We once had a plumber who had a law degree. He preferred plumbing, he said, because he could fish and hunt when he wanted and he earned enough to support a lifestyle he enjoyed. Admittedly, a person’s earnings over a lifetime are greatly enhanced by having graduated from college, but just as a good job doesn’t equate to a rewarding life neither is that rewarding life dependent on higher education.
What defines a good citizen? Certainly someone who obeys laws necessary to maintain order, who pays his or her taxes, is a good neighbor and who participates in the democratic process by voting is considered a good citizen. Education does not a good citizen make, even though it helps us understand the importance of citizenship.
Qualifying or quantifying the enjoyment of life is further problematic. For some the opera, theatre, art or other cultural amenities provide meaning, while others find sporting events, religious or civic activities, their friends or families enjoyable. Once again, education exposes us to cultural opportunities and possibilities but is no guarantee of enjoyment.
So the question of how much education North Carolina needs is unanswerable. Even if there are common threads there will likely be significant differences among our nine million people. The question misses the point. Education is not just important, but essential if our state is to progress and is just as valuable a public purpose as when our state became the first to open a public university. But it isn’t for everyone. We want each person to have as much education as he or she wants and is capable of attaining. The task for this strategic planning committee is to optimize access, ensure high quality and make education as affordable as possible. We wish the UNC planners well in their quest to make our good system even better.

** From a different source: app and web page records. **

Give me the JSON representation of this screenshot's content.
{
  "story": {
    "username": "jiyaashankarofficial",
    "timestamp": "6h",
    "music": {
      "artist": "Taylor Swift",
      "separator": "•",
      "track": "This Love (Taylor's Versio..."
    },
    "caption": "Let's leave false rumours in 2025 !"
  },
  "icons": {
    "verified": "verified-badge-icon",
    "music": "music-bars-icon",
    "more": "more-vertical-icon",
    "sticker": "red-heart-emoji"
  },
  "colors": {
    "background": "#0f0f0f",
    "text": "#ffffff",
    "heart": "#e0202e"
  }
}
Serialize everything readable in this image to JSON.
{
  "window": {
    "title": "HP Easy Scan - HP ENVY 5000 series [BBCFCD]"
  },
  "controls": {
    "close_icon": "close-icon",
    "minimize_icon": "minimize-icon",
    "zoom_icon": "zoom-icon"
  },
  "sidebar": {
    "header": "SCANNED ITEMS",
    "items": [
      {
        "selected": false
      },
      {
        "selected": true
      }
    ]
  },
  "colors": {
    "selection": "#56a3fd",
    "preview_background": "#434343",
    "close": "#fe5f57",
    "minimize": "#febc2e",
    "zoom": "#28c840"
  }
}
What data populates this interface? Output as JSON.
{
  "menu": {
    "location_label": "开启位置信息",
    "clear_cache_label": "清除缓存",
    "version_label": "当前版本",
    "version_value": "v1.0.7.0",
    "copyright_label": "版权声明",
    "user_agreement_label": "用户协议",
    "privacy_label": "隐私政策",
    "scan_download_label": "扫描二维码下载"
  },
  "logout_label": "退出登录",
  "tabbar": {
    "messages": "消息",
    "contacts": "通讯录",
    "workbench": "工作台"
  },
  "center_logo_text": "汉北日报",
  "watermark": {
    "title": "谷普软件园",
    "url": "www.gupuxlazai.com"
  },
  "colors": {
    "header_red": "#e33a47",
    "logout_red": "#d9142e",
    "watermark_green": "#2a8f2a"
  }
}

— Tom Campbell is former assistant North Carolina State Treasurer and is creator/host of “NC SPIN,” a weekly statewide television discussion of North Carolina issues airing Sundays at 6:30 a.m. on WRAL-TV and at 8:30 a.m. on WRAZ-TV FOX50. He can be contacted at www.ncspin.com.